• 7. International Journal of Mechanical Engineering and Technology (IJMET), ISSN 0976 – 6340(Print), ISSN 0976 – 6359(Online) Volume 4, Issue 4, July - August (2013) © IAEME 298 Fig. 8. Error ''Ex and Ey'' in x y direction Fig. 9. Vehicle body angle error '' Eteta '' and Front wheels steering angle error ’’Efi’’ Fig. 10. Angular velocity error ''Edfi'' of the steering wheels and Vehicle velocity error “Ev” using Fuzzy Logic Controller 0 0.5 1 1.5 2 2.5 3 3.5 -1 0 1 2 3 4 5 x 10 -3 Time (Seconds) Vehicle Ex 0 0.5 1 1.5 2 2.5 3 3.5 -3 -2.5 -2 -1.5 -1 -0.5 0 0.5 1 x 10 -3 Time (Seconds) Vehicle Ey 0 0.5 1 1.5 2 2.5 3 3.5 -1.5 -1 -0.5 0 0.5 1 1.5 x 10 -3 Time (Seconds) Vehicle Eteta 0 0.5 1 1.5 2 2.5 3 3.5 -2 -1.5 -1 -0.5 0 0.5 1 1.5 x 10 -3 Time (Seconds) Vehicle Efi 0 0.5 1 1.5 2 2.5 3 3.5 -1 -0.5 0 0.5 1 Time (Seconds) Vehicle Edfi 0 0.5 1 1.5 2 2.5 3 3.5 -0.03 -0.02 -0.01 0 0.01 0.02 0.03 0.04 Time (Seconds) Vehicle Ev
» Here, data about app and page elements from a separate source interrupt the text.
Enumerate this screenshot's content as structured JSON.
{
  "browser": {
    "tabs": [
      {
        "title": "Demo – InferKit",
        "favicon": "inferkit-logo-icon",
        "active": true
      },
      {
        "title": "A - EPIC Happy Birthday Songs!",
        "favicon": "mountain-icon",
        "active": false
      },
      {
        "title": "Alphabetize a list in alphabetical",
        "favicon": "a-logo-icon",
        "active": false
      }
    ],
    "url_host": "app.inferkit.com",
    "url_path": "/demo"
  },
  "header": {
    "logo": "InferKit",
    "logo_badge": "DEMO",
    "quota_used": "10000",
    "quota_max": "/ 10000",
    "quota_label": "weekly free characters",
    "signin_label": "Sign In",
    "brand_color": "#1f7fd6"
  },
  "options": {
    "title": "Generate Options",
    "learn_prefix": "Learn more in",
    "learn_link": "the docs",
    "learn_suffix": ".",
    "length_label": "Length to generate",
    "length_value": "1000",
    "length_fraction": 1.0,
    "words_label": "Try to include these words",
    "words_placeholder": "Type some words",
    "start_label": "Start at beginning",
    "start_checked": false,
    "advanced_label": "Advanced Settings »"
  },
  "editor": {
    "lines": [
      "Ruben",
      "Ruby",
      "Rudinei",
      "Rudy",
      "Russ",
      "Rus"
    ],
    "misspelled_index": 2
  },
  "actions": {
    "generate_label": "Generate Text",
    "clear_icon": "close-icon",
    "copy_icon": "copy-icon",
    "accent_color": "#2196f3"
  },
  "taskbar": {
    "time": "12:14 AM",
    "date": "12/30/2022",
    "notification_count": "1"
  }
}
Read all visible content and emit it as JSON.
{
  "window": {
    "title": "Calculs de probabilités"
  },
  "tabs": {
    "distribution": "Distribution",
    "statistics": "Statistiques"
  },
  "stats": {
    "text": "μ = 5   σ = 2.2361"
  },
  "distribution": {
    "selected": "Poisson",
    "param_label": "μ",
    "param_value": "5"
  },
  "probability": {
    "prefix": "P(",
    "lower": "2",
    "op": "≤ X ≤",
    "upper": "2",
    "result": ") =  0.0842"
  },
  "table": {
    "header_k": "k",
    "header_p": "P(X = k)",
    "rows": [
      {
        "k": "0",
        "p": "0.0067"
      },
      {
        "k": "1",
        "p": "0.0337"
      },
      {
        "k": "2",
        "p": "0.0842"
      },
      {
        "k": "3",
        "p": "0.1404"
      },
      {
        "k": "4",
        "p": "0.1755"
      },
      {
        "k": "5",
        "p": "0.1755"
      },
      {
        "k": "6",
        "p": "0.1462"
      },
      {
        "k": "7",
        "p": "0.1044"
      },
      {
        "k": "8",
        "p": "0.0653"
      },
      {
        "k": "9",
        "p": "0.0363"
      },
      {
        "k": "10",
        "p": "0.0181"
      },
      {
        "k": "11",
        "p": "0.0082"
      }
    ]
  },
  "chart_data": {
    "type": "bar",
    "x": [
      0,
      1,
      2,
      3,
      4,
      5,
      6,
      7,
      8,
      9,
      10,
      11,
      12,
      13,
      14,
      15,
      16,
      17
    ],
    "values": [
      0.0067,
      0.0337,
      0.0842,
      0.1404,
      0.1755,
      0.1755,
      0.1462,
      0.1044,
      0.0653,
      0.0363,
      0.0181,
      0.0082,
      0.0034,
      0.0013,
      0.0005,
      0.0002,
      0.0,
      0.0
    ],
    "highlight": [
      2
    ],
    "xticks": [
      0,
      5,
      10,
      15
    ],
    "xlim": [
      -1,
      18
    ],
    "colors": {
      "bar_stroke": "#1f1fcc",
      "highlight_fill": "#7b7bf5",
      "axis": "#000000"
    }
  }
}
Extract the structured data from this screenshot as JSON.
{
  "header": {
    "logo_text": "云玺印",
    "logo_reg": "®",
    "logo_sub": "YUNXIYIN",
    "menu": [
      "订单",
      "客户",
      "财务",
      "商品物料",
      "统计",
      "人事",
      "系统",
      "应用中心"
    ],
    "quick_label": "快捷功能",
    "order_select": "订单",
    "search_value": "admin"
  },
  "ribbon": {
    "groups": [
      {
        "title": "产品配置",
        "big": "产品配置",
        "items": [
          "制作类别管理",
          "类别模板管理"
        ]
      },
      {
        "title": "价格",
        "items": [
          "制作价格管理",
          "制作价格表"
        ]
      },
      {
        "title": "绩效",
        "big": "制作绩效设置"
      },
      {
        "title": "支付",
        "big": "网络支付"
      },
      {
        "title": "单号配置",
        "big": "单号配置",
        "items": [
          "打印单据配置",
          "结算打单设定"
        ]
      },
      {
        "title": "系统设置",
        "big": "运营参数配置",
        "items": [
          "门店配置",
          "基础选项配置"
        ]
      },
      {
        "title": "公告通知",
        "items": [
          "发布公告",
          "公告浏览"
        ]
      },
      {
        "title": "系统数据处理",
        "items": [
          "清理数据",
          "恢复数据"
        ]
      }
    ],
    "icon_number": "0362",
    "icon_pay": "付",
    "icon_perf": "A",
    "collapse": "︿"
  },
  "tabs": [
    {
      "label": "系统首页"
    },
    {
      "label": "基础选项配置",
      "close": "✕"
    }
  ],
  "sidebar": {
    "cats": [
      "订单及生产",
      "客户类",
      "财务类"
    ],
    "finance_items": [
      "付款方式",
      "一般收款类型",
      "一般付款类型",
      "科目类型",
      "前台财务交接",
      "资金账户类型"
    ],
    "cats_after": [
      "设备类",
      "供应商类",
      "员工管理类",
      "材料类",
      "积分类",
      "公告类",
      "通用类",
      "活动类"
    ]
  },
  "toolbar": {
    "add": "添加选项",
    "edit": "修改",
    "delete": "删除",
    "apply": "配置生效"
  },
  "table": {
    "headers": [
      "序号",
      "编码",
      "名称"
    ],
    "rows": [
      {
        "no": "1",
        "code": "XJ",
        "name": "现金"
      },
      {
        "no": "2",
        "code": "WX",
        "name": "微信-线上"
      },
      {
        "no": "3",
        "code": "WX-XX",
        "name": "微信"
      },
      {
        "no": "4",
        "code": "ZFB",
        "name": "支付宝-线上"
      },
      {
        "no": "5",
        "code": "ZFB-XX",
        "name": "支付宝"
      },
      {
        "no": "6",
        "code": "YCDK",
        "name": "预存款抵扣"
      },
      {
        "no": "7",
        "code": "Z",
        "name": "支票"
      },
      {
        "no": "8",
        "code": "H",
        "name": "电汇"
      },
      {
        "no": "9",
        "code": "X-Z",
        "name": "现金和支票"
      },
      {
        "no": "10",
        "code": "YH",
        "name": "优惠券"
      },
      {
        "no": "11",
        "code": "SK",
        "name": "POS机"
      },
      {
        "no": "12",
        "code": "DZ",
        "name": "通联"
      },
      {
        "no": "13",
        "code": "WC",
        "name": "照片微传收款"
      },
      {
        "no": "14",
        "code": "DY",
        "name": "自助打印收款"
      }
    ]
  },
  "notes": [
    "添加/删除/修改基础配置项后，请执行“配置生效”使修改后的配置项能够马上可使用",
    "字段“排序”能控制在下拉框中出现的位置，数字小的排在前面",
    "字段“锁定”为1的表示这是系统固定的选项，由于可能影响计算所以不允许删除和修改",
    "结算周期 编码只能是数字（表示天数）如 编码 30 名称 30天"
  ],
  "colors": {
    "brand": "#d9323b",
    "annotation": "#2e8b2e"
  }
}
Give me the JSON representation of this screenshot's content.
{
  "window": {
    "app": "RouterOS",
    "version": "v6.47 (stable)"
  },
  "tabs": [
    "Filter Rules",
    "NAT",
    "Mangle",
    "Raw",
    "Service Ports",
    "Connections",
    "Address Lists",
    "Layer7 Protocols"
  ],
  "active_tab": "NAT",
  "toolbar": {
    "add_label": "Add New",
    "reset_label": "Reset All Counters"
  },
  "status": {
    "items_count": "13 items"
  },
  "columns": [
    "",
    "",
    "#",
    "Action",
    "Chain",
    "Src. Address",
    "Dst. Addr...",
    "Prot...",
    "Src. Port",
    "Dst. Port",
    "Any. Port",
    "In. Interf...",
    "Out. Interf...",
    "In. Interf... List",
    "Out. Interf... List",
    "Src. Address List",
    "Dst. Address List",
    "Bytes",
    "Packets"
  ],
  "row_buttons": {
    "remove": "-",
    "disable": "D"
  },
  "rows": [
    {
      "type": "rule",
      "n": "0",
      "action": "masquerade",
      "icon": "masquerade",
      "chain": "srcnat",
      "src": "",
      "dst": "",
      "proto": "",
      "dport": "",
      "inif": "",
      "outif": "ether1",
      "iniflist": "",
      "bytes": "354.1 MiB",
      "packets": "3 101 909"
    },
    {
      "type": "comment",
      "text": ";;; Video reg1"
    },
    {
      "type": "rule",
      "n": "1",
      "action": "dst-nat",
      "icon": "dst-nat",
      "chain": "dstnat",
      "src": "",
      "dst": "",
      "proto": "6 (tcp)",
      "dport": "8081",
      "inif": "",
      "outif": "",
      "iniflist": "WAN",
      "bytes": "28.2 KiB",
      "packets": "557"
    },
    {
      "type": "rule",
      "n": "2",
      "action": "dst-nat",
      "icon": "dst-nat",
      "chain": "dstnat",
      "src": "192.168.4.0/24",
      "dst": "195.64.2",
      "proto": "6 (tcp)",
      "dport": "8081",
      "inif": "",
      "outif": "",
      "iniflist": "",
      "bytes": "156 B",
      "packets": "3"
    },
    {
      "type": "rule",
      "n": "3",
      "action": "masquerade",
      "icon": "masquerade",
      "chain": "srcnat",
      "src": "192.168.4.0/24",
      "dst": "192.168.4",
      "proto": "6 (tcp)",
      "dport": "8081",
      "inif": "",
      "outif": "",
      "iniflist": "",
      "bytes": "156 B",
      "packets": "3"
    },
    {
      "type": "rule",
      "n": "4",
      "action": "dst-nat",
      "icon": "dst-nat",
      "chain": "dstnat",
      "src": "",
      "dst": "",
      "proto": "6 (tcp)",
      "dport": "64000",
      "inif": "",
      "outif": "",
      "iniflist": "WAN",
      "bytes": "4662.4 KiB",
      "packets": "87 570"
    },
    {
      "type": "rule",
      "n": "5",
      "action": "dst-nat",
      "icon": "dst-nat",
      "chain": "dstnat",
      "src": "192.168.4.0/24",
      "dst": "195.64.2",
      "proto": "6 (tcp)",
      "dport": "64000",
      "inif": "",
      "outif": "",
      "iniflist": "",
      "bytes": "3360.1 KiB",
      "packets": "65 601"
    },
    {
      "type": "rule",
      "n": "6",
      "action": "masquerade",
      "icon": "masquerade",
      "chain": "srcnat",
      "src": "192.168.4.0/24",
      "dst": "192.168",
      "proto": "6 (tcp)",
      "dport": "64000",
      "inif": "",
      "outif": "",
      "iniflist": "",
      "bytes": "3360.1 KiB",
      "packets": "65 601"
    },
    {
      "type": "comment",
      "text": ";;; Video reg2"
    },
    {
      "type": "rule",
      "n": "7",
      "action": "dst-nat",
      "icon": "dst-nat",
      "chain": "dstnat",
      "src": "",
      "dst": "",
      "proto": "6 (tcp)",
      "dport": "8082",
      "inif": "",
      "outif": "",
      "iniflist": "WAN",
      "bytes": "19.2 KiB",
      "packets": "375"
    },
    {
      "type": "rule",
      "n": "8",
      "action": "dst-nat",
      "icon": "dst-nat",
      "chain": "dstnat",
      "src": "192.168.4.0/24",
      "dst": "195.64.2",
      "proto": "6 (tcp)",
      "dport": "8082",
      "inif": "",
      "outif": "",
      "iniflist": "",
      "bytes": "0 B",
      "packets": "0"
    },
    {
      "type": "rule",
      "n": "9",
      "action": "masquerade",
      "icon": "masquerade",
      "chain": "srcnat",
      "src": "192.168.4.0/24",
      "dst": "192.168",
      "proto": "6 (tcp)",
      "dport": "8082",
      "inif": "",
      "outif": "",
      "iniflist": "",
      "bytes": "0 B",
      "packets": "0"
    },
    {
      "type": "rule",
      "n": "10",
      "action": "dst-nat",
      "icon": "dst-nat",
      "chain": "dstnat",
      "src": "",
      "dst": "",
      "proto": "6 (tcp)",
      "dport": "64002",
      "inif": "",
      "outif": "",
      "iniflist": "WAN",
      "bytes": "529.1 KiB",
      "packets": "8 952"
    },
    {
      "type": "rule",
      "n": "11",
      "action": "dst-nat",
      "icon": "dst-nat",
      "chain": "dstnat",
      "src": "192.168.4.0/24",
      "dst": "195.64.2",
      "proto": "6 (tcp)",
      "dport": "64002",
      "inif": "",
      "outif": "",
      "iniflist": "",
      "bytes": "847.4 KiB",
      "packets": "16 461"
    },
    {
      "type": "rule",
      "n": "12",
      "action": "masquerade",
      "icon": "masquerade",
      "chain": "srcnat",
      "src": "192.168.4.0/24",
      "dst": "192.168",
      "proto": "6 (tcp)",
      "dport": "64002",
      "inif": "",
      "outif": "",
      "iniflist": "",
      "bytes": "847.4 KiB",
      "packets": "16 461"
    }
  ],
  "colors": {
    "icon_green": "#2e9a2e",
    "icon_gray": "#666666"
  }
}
• 8. International Journal of Mechanical Engineering and Technology (IJMET), ISSN 0976 – 6340(Print), ISSN 0976 – 6359(Online) Volume 4, Issue 4, July - August (2013) © IAEME 299 CONCLUSIONS Based on the results shown in this paper and due to the comparisons with similar reference results available, can be concluded: The simulation results indicate that Fuzzy Logic Controller (FLC) has followed the desired trajectory very good. The sinusoidal trajectory is chosen because of the fact that many authors [3, 4, 5] considered this as the most difficult to be implemented, especially on its ends. Maximum error for trajectory tracking, in y direction does not exceed [ ]m3 105.1 − ×± and in x direction does not exceed [ ]m3 102 − ×± . Maximum angle error of vehicle body, the angleθ does not exceed the value [ ]rad4 108 − ×± . Maximum angle error of steering wheels φ does not exceed the value [ ]rad3 102.1 − ×± . Maximum error of vehicle velocity (linear velocity) does not exceed the value [ ]sm /02.0± . REFERENCES [1] Zadeh, L.A.; Knowledge representation in fuzzy logic, IEEE Transactions on Knowledge and Data Engineering, Vol. 1, fq. 89-100, 1989. [2] Yager, R. and D. Filev, Generation of Fuzzy Rules by Mountain Clustering, Journal of Intelligent & Fuzzy Systems, Vol. 2, No. 3, pp. 209-219, 1994. [3] R. O. Saber; Nonlinear Control of Under actuated Mechanical Systems with Application to Robotics and Aerospace Vehicles, PhD thesis, Massachusetts Institute of Technology, 2001. [4] E. N. Moret: Dynamic Modeling and Control of a Car-Like Robot, Blacksburg, USA, 2003. [5] A. Shala: “New Fuzzy Neural Network design using Genetic Algorithm for trajectory tracking of mobile robot” MECHROB’04, Aachen, Germany, 2004. [6] Bajrami Xh., Kopacek P., Shala A., Likaj R., Modeling and control of a humanoid robot. Published online March 9, 2013 © Springer Verlag Wien 2013. [7] K. Kishore Kumar, M.Siva Krishna, D.Ravitej and D.Bhavana, “Design of Automatic Guided Vehicles”, International Journal of Mechanical Engineering & Technology (IJMET), Volume 3, Issue 1, 2012, pp. 24 - 32, ISSN Print: 0976 – 6340, ISSN Online: 0976 – 6359. [8] Sanjay H. Sawant and Dr. J. A. Tamboli, “Analysis and Comparison of Vehicle Dynamic System with Nonlinear Parameters Subjected to Actual Random Road Excitations”, International Journal of Mechanical Engineering & Technology (IJMET), Volume 3, Issue 2, 2012, pp. 284 - 299, ISSN Print: 0976 – 6340, ISSN Online: 0976 – 6359.